## EXERCISE DIRECTIONS
Repeat every line below exactly, word for word.

* * * *

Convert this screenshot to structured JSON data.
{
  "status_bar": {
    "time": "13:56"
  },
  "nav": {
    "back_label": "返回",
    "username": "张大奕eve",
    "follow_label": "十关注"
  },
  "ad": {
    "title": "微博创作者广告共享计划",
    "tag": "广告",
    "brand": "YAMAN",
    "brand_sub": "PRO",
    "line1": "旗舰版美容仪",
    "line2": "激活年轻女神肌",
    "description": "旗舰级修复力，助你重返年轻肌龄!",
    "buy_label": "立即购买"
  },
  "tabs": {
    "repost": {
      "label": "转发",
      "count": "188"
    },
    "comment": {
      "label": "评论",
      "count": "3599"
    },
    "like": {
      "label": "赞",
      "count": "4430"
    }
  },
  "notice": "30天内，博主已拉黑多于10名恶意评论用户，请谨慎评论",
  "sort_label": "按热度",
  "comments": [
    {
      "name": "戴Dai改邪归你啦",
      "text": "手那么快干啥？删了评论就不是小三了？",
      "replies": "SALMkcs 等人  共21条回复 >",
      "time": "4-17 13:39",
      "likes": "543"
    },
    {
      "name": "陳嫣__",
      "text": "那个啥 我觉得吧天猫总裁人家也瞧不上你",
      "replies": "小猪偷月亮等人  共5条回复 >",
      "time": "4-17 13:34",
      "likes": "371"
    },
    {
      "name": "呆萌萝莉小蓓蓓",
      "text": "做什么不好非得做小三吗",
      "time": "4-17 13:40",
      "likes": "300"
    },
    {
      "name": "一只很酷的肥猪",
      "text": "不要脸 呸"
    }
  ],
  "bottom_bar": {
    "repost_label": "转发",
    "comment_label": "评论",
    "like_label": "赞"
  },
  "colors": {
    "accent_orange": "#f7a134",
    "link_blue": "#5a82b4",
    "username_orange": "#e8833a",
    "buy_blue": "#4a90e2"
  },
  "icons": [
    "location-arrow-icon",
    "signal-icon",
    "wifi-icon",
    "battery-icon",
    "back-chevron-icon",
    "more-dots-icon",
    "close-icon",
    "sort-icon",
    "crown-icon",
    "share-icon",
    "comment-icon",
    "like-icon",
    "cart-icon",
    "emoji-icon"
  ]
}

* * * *

## OUTPUT OF THE EXERCISE
Convert this screenshot to structured JSON data.
{
  "status_bar": {
    "time": "13:56"
  },
  "nav": {
    "back_label": "返回",
    "username": "张大奕eve",
    "follow_label": "十关注"
  },
  "ad": {
    "title": "微博创作者广告共享计划",
    "tag": "广告",
    "brand": "YAMAN",
    "brand_sub": "PRO",
    "line1": "旗舰版美容仪",
    "line2": "激活年轻女神肌",
    "description": "旗舰级修复力，助你重返年轻肌龄!",
    "buy_label": "立即购买"
  },
  "tabs": {
    "repost": {
      "label": "转发",
      "count": "188"
    },
    "comment": {
      "label": "评论",
      "count": "3599"
    },
    "like": {
      "label": "赞",
      "count": "4430"
    }
  },
  "notice": "30天内，博主已拉黑多于10名恶意评论用户，请谨慎评论",
  "sort_label": "按热度",
  "comments": [
    {
      "name": "戴Dai改邪归你啦",
      "text": "手那么快干啥？删了评论就不是小三了？",
      "replies": "SALMkcs 等人  共21条回复 >",
      "time": "4-17 13:39",
      "likes": "543"
    },
    {
      "name": "陳嫣__",
      "text": "那个啥 我觉得吧天猫总裁人家也瞧不上你",
      "replies": "小猪偷月亮等人  共5条回复 >",
      "time": "4-17 13:34",
      "likes": "371"
    },
    {
      "name": "呆萌萝莉小蓓蓓",
      "text": "做什么不好非得做小三吗",
      "time": "4-17 13:40",
      "likes": "300"
    },
    {
      "name": "一只很酷的肥猪",
      "text": "不要脸 呸"
    }
  ],
  "bottom_bar": {
    "repost_label": "转发",
    "comment_label": "评论",
    "like_label": "赞"
  },
  "colors": {
    "accent_orange": "#f7a134",
    "link_blue": "#5a82b4",
    "username_orange": "#e8833a",
    "buy_blue": "#4a90e2"
  },
  "icons": [
    "location-arrow-icon",
    "signal-icon",
    "wifi-icon",
    "battery-icon",
    "back-chevron-icon",
    "more-dots-icon",
    "close-icon",
    "sort-icon",
    "crown-icon",
    "share-icon",
    "comment-icon",
    "like-icon",
    "cart-icon",
    "emoji-icon"
  ]
}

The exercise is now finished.